Major central banks meet this week to assess risks from the new Omicron variant of the coronavirus even as they consider reducing emergency measures put in place nearly two years ago to fight the pandemic's economic toll.
The global balancing act begins Tuesday when the Federal Reserve convenes for its latest two-day meeting, and includes new monetary policy statements by the US central bank on Wednesday, the European Central Bank and the Bank of England on Thursday, and the Bank of Japan on Friday.
All are facing some version of the same dilemma - whether the need to guard against inflation and end the current era of low interest rates and central bank asset purchases is more urgent than the economic threat posed by the new variant - but their different approaches could make for a tumultuous year.
Inflation, labor markets, and the link between the virus and economic performance are behaving differently across the major economies, setting up a potentially sharp divide over how central banks manage the coming stage of the pandemic.
That stands in contrast to the synchronized and massive wave of support approved at the outset of the health crisis in the spring of 2020.
The Bank of England had seemed recently on the verge of raising interest rates in a nod to high inflation, but policymakers have been set off course by Omicron's fast spread and the imposition of new restrictions in the country.
They are now expected to hold the line on borrowing costs at their meeting this week in a reminder of the pandemic's still determinative role.
Michael Saunders, one of the two Bank of England policymakers who voted for a rate hike in November, said earlier this month that "there could be particular advantages in waiting to see more evidence on (Omicron's) possible effects on public health outcomes and hence on the economy." Since then, the variant's risks to the U.K. economy have intensified.
The ECB is likely to continue, and the Bank of Japan perhaps to commence, reducing some pandemic bond purchases at the margin, tentative steps reflecting the lower inflation and less fulsome economic rebounds in the euro zone and Japan.
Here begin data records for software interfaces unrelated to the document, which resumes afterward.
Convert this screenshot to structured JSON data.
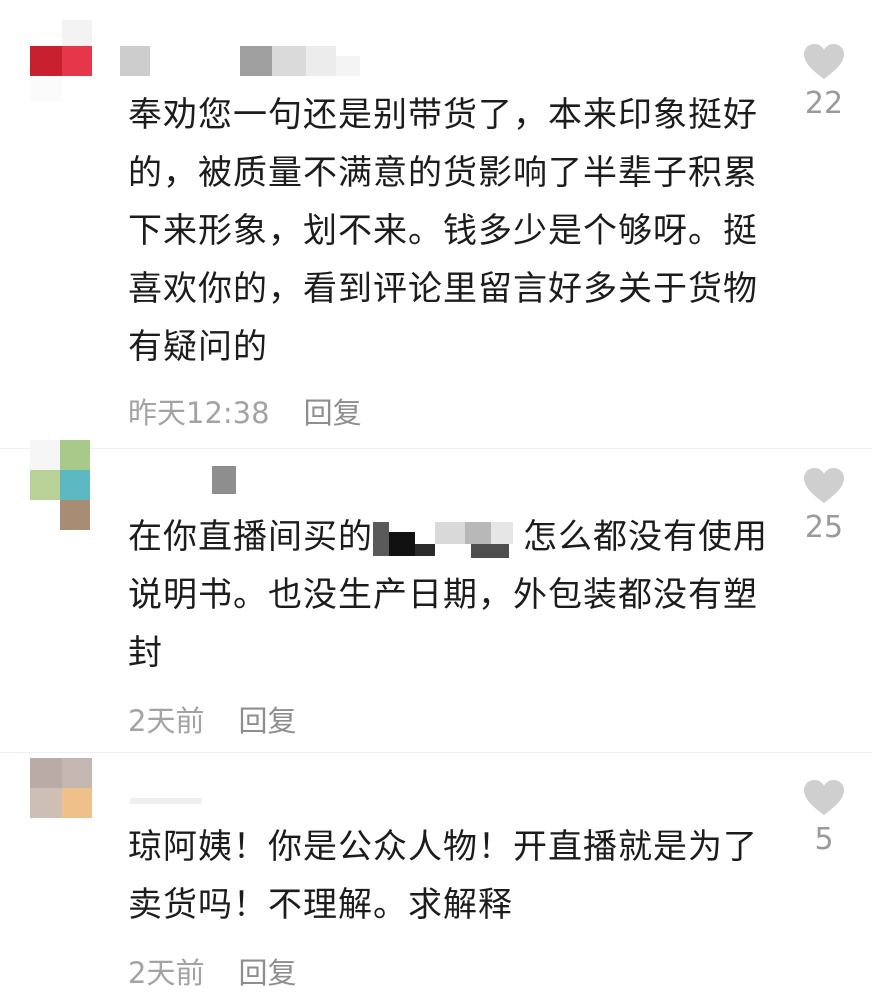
{
  "comments": [
    {
      "text": "奉劝您一句还是别带货了，本来印象挺好的，被质量不满意的货影响了半辈子积累下来形象，划不来。钱多少是个够呀。挺喜欢你的，看到评论里留言好多关于货物有疑问的",
      "time": "昨天12:38",
      "reply": "回复",
      "likes": "22"
    },
    {
      "text_before": "在你直播间买的",
      "text_after": "怎么都没有使用说明书。也没生产日期，外包装都没有塑封",
      "time": "2天前",
      "reply": "回复",
      "likes": "25"
    },
    {
      "text": "琼阿姨！你是公众人物！开直播就是为了卖货吗！不理解。求解释",
      "time": "2天前",
      "reply": "回复",
      "likes": "5"
    }
  ],
  "icons": {
    "like": "heart-icon"
  },
  "colors": {
    "heart": "#cfcfcf",
    "meta": "#a3a3a3",
    "text": "#1c1c1c"
  }
}
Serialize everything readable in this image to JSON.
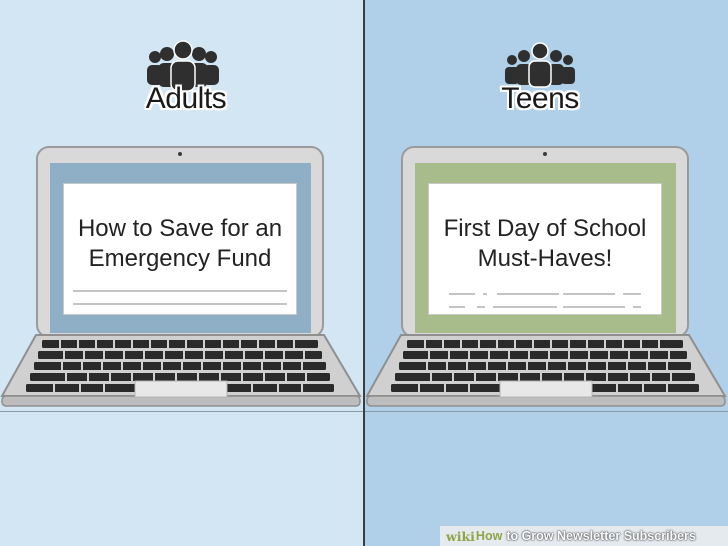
{
  "panels": [
    {
      "audience": "Adults",
      "card_title": "How to Save for an\nEmergency Fund",
      "screen_color": "#8fafc7"
    },
    {
      "audience": "Teens",
      "card_title": "First Day of School\nMust-Haves!",
      "screen_color": "#a7bc8a"
    }
  ],
  "watermark": {
    "wiki": "wiki",
    "how": "How",
    "rest": "to Grow Newsletter Subscribers"
  },
  "colors": {
    "left_background": "#d2e6f4",
    "right_background": "#afd0e8",
    "laptop_body": "#d6d6d6",
    "keys": "#2b2b2b"
  }
}
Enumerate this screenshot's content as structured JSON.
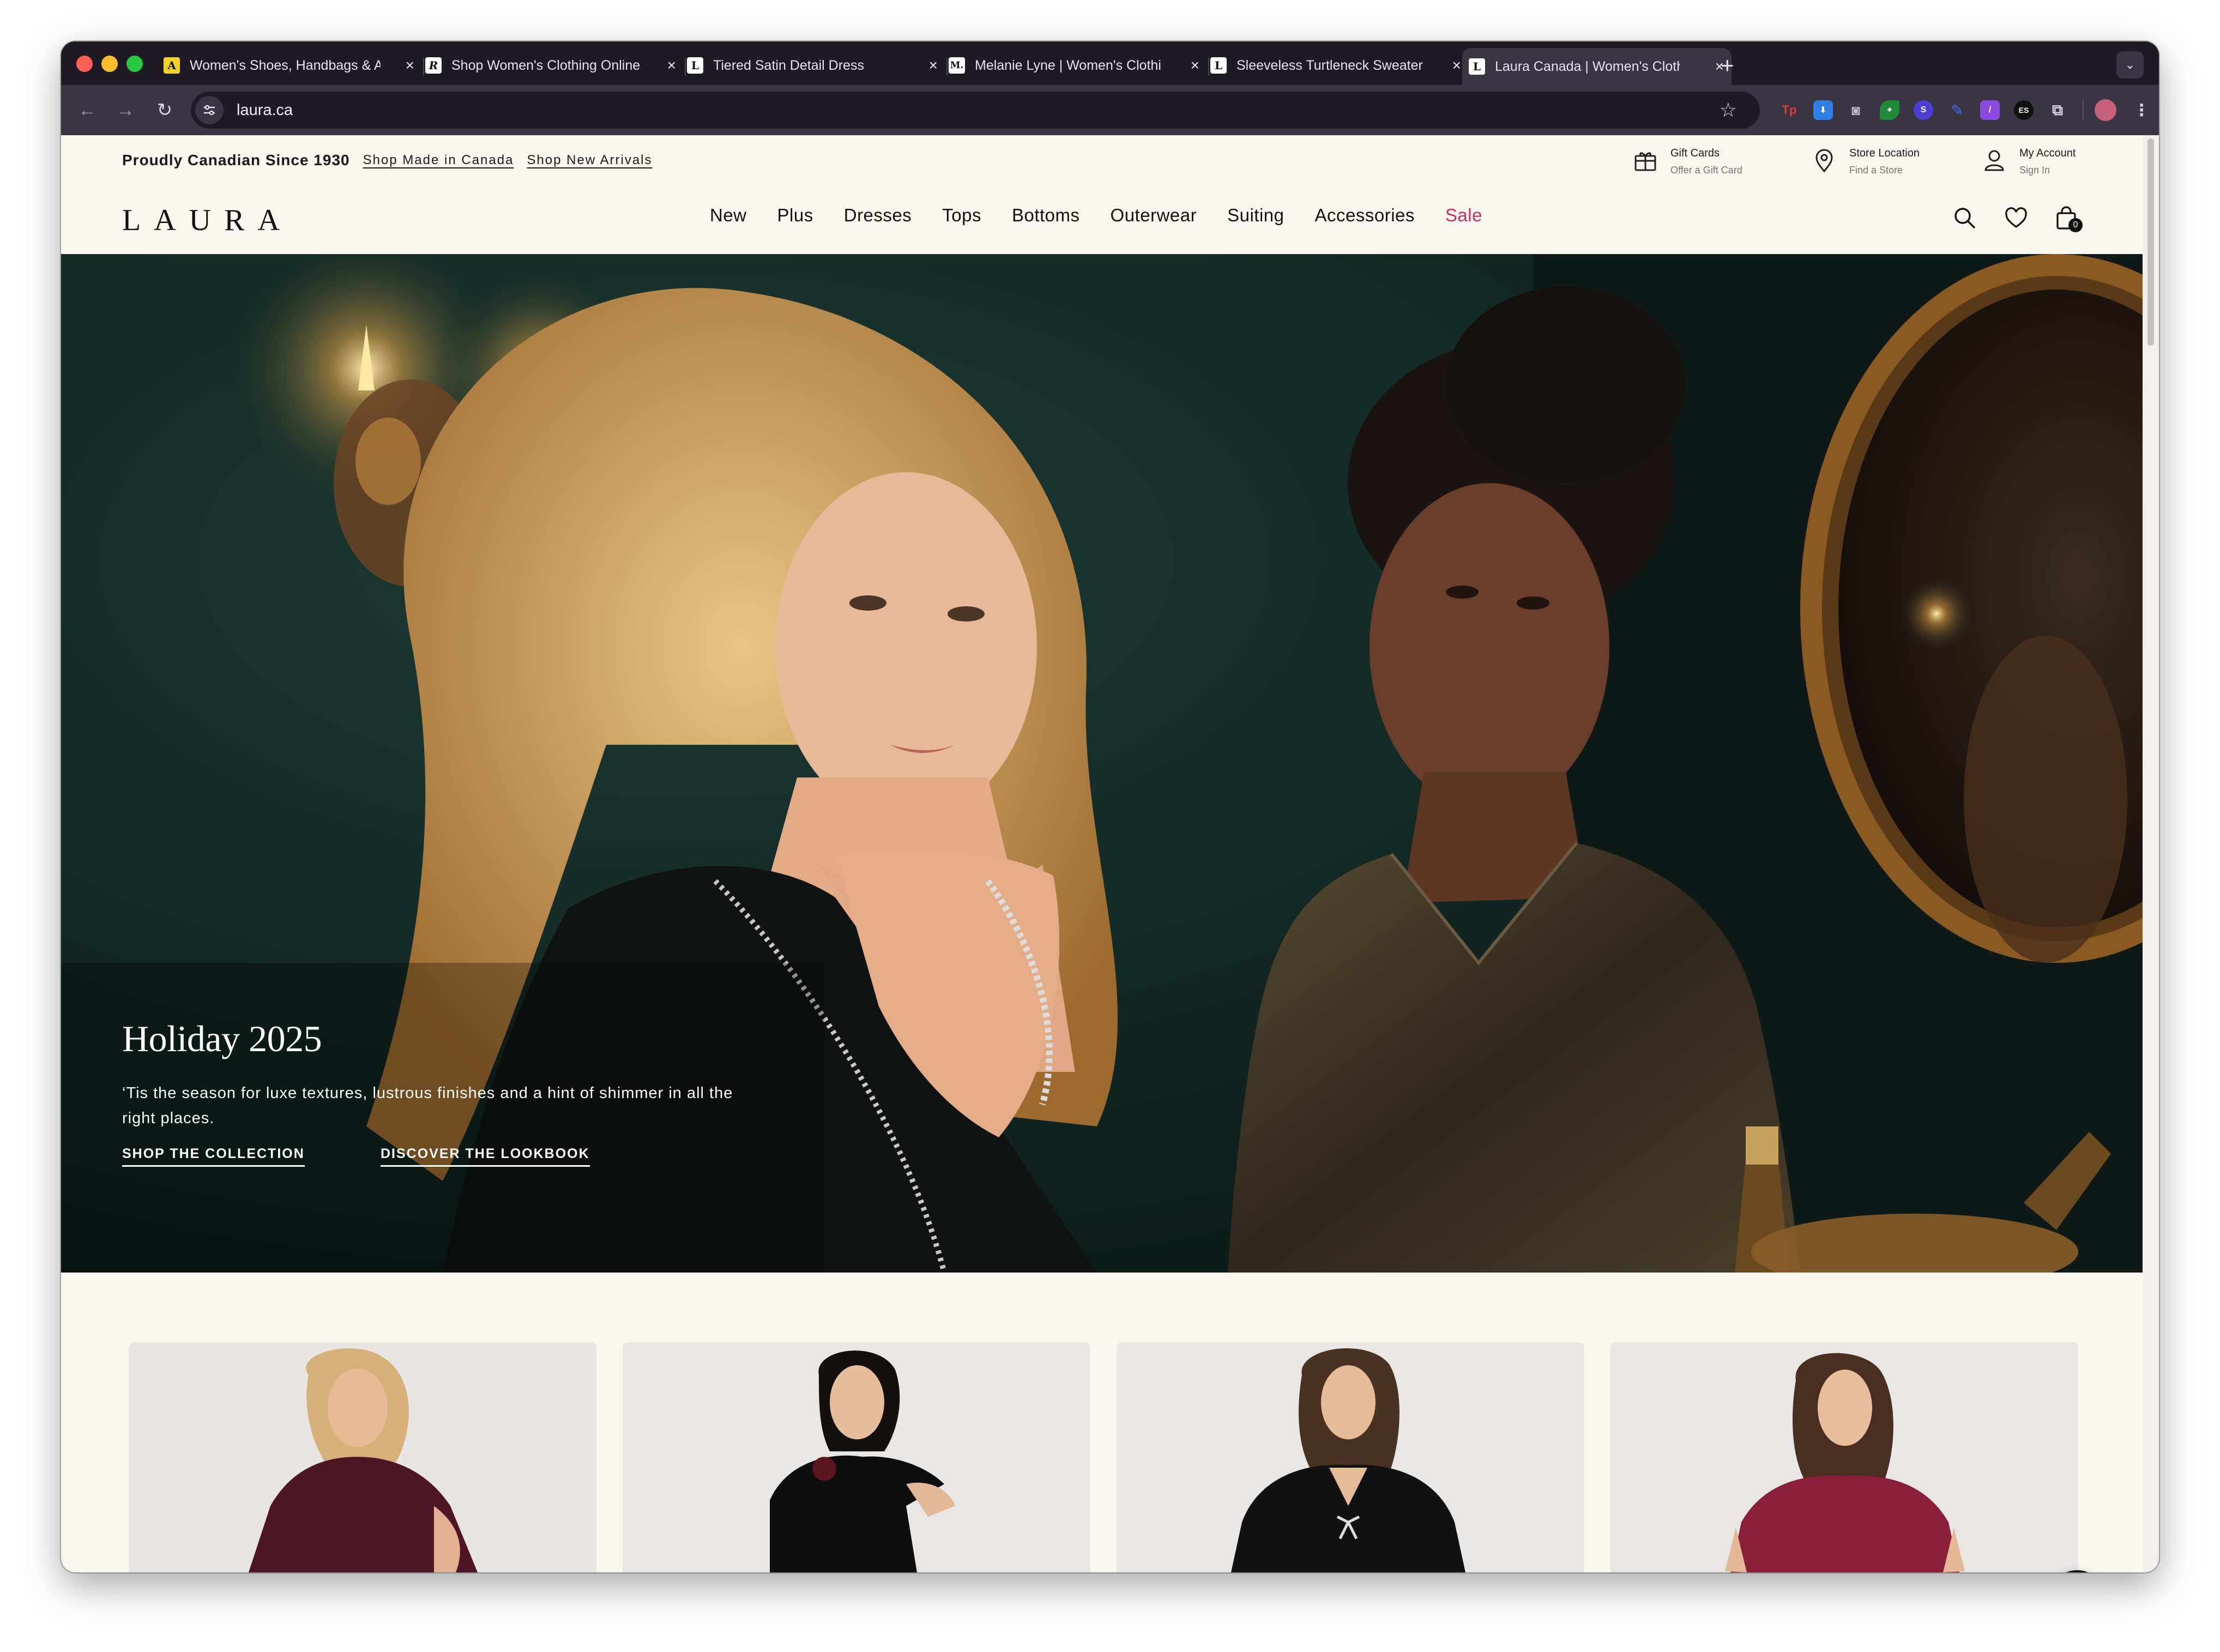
{
  "browser": {
    "tabs": [
      {
        "title": "Women's Shoes, Handbags & A",
        "favicon": "a-icon",
        "favicon_color": "#f5d226",
        "active": false
      },
      {
        "title": "Shop Women's Clothing Online",
        "favicon": "r-icon",
        "favicon_color": "#111111",
        "active": false
      },
      {
        "title": "Tiered Satin Detail Dress",
        "favicon": "l-icon",
        "favicon_color": "#ffffff",
        "active": false
      },
      {
        "title": "Melanie Lyne | Women's Clothi",
        "favicon": "ml-icon",
        "favicon_color": "#111111",
        "active": false
      },
      {
        "title": "Sleeveless Turtleneck Sweater",
        "favicon": "l-icon",
        "favicon_color": "#ffffff",
        "active": false
      },
      {
        "title": "Laura Canada | Women's Cloth",
        "favicon": "l-icon",
        "favicon_color": "#ffffff",
        "active": true
      }
    ],
    "url": "laura.ca",
    "extensions": [
      "Tp",
      "ES"
    ]
  },
  "site": {
    "promo": {
      "lead": "Proudly Canadian Since 1930",
      "links": [
        "Shop Made in Canada",
        "Shop New Arrivals"
      ]
    },
    "utility": [
      {
        "title": "Gift Cards",
        "sub": "Offer a Gift Card",
        "icon": "gift-icon"
      },
      {
        "title": "Store Location",
        "sub": "Find a Store",
        "icon": "location-pin-icon"
      },
      {
        "title": "My Account",
        "sub": "Sign In",
        "icon": "user-icon"
      }
    ],
    "logo": "LAURA",
    "nav": [
      "New",
      "Plus",
      "Dresses",
      "Tops",
      "Bottoms",
      "Outerwear",
      "Suiting",
      "Accessories",
      "Sale"
    ],
    "sale_color": "#c8325a",
    "bag_count": "0"
  },
  "hero": {
    "title": "Holiday 2025",
    "copy": "‘Tis the season for luxe textures, lustrous finishes and a hint of shimmer in all the right places.",
    "cta_primary": "SHOP THE COLLECTION",
    "cta_secondary": "DISCOVER THE LOOKBOOK"
  },
  "products": [
    {
      "alt": "Model in burgundy satin blouse"
    },
    {
      "alt": "Model in black one-shoulder top"
    },
    {
      "alt": "Model in black V-neck sweater with bow"
    },
    {
      "alt": "Model in raspberry short-sleeve sweater"
    }
  ],
  "colors": {
    "accent": "#c8325a",
    "page_bg": "#faf6f0",
    "chrome": "#1f1b25"
  }
}
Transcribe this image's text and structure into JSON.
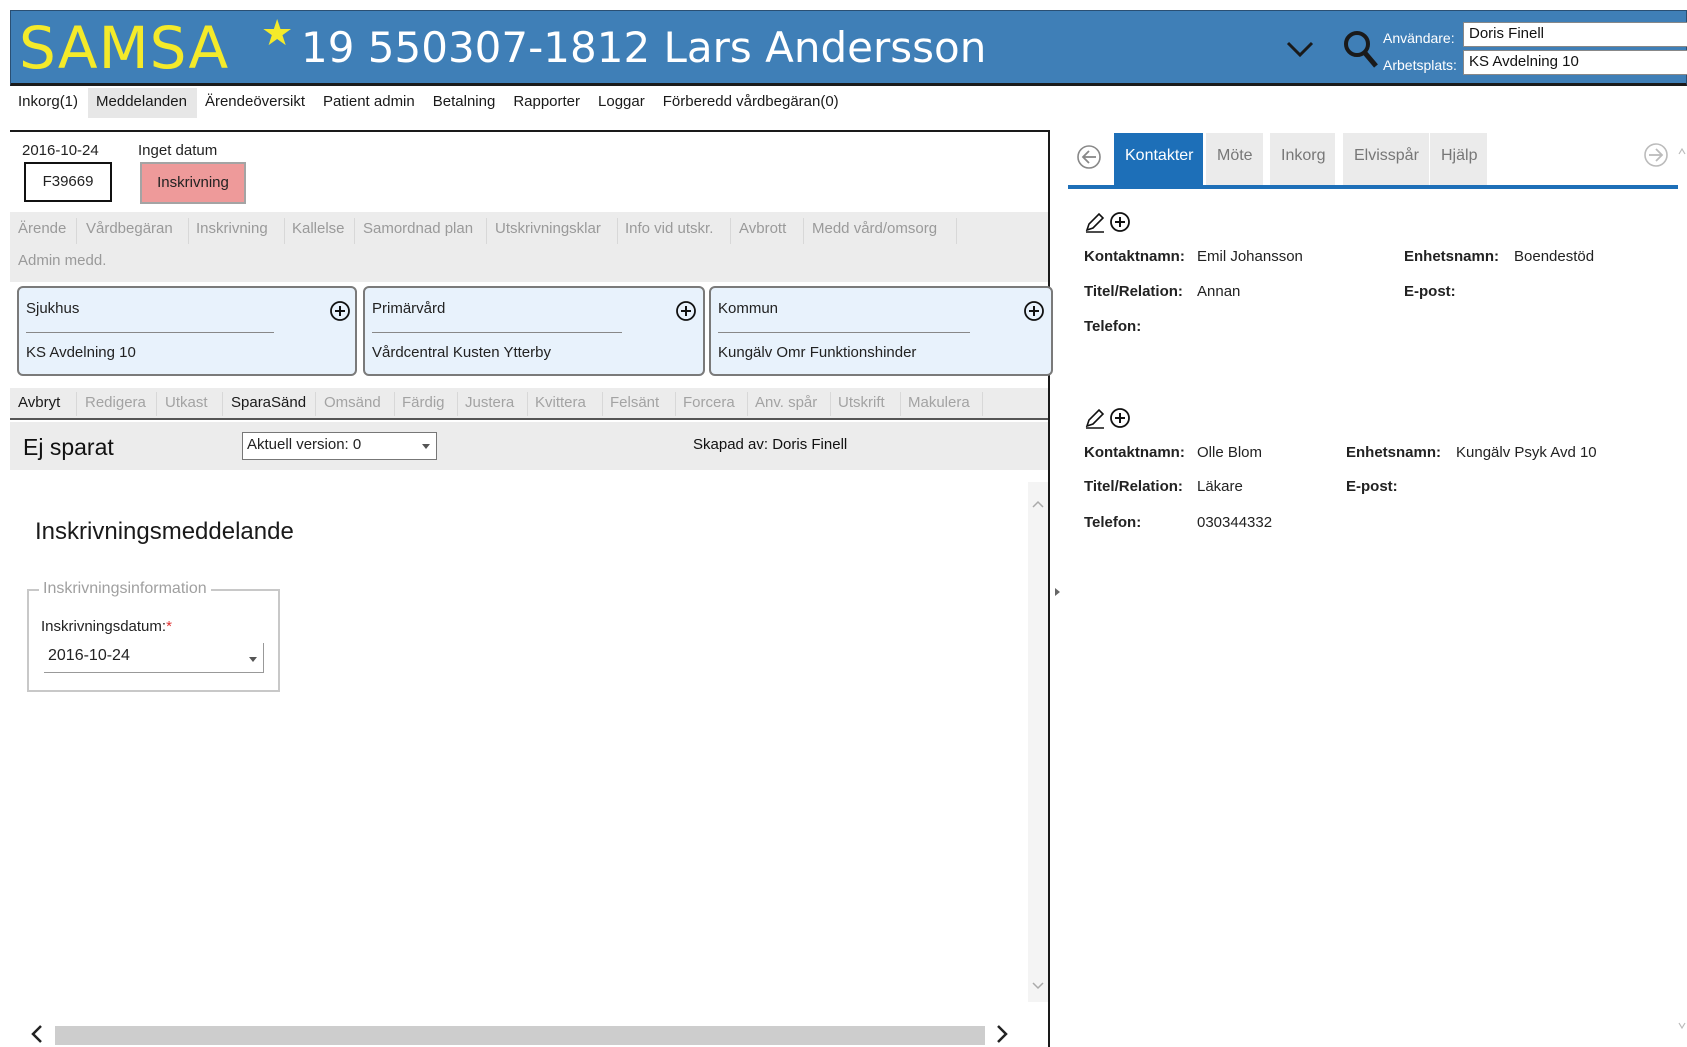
{
  "header": {
    "logo": "SAMSA",
    "patient_title": "19 550307-1812 Lars  Andersson",
    "user_label": "Användare:",
    "user_value": "Doris Finell",
    "workplace_label": "Arbetsplats:",
    "workplace_value": "KS Avdelning 10",
    "brand_color": "#3f7fb7",
    "logo_color": "#f4ea2a"
  },
  "main_menu": [
    {
      "label": "Inkorg(1)"
    },
    {
      "label": "Meddelanden"
    },
    {
      "label": "Ärendeöversikt"
    },
    {
      "label": "Patient admin"
    },
    {
      "label": "Betalning"
    },
    {
      "label": "Rapporter"
    },
    {
      "label": "Loggar"
    },
    {
      "label": "Förberedd vårdbegäran(0)"
    }
  ],
  "case": {
    "date": "2016-10-24",
    "no_date": "Inget datum",
    "id": "F39669",
    "status": "Inskrivning"
  },
  "case_tabs": [
    "Ärende",
    "Vårdbegäran",
    "Inskrivning",
    "Kallelse",
    "Samordnad plan",
    "Utskrivningsklar",
    "Info vid utskr.",
    "Avbrott",
    "Medd vård/omsorg",
    "Admin medd."
  ],
  "cards": [
    {
      "title": "Sjukhus",
      "value": "KS Avdelning 10"
    },
    {
      "title": "Primärvård",
      "value": "Vårdcentral Kusten Ytterby"
    },
    {
      "title": "Kommun",
      "value": "Kungälv Omr Funktionshinder"
    }
  ],
  "actions": [
    {
      "label": "Avbryt",
      "enabled": true
    },
    {
      "label": "Redigera",
      "enabled": false
    },
    {
      "label": "Utkast",
      "enabled": false
    },
    {
      "label": "SparaSänd",
      "enabled": true
    },
    {
      "label": "Omsänd",
      "enabled": false
    },
    {
      "label": "Färdig",
      "enabled": false
    },
    {
      "label": "Justera",
      "enabled": false
    },
    {
      "label": "Kvittera",
      "enabled": false
    },
    {
      "label": "Felsänt",
      "enabled": false
    },
    {
      "label": "Forcera",
      "enabled": false
    },
    {
      "label": "Anv. spår",
      "enabled": false
    },
    {
      "label": "Utskrift",
      "enabled": false
    },
    {
      "label": "Makulera",
      "enabled": false
    }
  ],
  "save": {
    "status": "Ej sparat",
    "version_selected": "Aktuell version: 0",
    "created_by": "Skapad av: Doris Finell"
  },
  "form": {
    "title": "Inskrivningsmeddelande",
    "legend": "Inskrivningsinformation",
    "date_label": "Inskrivningsdatum:",
    "required_mark": "*",
    "date_value": "2016-10-24"
  },
  "right_tabs": [
    {
      "label": "Kontakter",
      "active": true
    },
    {
      "label": "Möte",
      "active": false
    },
    {
      "label": "Inkorg",
      "active": false
    },
    {
      "label": "Elvisspår",
      "active": false
    },
    {
      "label": "Hjälp",
      "active": false
    }
  ],
  "contacts": [
    {
      "name_label": "Kontaktnamn:",
      "name": "Emil Johansson",
      "unit_label": "Enhetsnamn:",
      "unit": "Boendestöd",
      "title_label": "Titel/Relation:",
      "title": "Annan",
      "email_label": "E-post:",
      "email": "",
      "phone_label": "Telefon:",
      "phone": ""
    },
    {
      "name_label": "Kontaktnamn:",
      "name": "Olle Blom",
      "unit_label": "Enhetsnamn:",
      "unit": "Kungälv Psyk Avd 10",
      "title_label": "Titel/Relation:",
      "title": "Läkare",
      "email_label": "E-post:",
      "email": "",
      "phone_label": "Telefon:",
      "phone": "030344332"
    }
  ]
}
Interest rate increases for both are likely far off.
In the ECB's case, it must also be mindful of the major differences inside the bloc for which it sets policy. Any big retreat from crisis support could deliver unwanted consequences, say, for the sustainability of the high debt loads in economies such as Italy.
For Japan, the inflation that is tearing through other parts of the globe remains largely absent. As such, only a marginal reduction in corporate asset purchases is under discussion.
The Fed, meanwhile, is likely to intensify a policy shift that could grow even sharper over the coming year and that arguably poses the biggest risk of a disruptive surprise.
The US central bank is coping with inflation already running at more than twice its formal 2% target and persistent enough that policymakers have discarded their description of it as "transitory." While the US labor market remains several million jobs short of its pre-pandemic peak, a low unemployment rate and rising wages may signal that full employment is near.
Confronting the unknowns
Nearly two years into a pandemic that upended economic forecasting, the level of uncertainty remains high, with the fate of global financial markets tied to issues as seemingly local as whether more people begin looking for jobs in the United States, said Gian Maria Milesi-Ferretti, former deputy director in the research department of the International Monetary Fund and now a senior fellow at the Brookings Institution's Hutchins Center on Fiscal and Monetary Policy.
If US labor force participation remains stalled and policymakers conclude they have hit full employment, "it is possible that the Fed would have to tighten more quickly" than anticipated, disrupting world asset markets and falling particularly hard on developing countries where rising dollar costs would be painful, he said.
The Fed this week is expected to speed up the end of its monthly purchases of Treasuries and mortgage-backed securities so that the bond-buying program is finished by March instead of June.
But that decision may provide less of a signal about what's to come than how the Fed's new policy statement describes US inflation, how officials change their projections for interest rates and the economy, and in the tone Fed Chair Jerome Powell takes at his post-meeting news conference.
The Fed chief confronts the same unknowns as his colleagues: Will the new variant further gum global supply chains and boost inflation? Destroy consumer spending and jobs in a new downturn? All of the above? Or will it have little to no economic impact?
Investors already expect the Fed to approve three 0.25-percentage-point rate increases in 2022. Those bets have only increased since the identification of Omicron last month, evidence that the politics and economics of high US inflation weigh more heavily right now than the perceived economic risks of a new outbreak.
At their September policy meeting, Fed officials split evenly over whether even a single rate hike would be needed next year. With unemployment improving faster and inflation running hotter than officials projected at that meeting, analysts say officials now have to play catch-up both in their economic outlook and the anticipated path of interest rates.
"Obviously Omicron throws some uncertainty" into the Fed's calculations, said Jay Bryson, chief economist at Wells Fargo. Bryson expects inflation to ease in the middle of 2022, allowing the Fed to wait until the second half of the year to raise its benchmark overnight interest rate and to finish the year with only two 0.25-percentage-point rate hikes under its belt.
But "if we are wrong, the Fed will have to step it up," Bryson said, "and if they move really fast, that is when you have the policy mistake."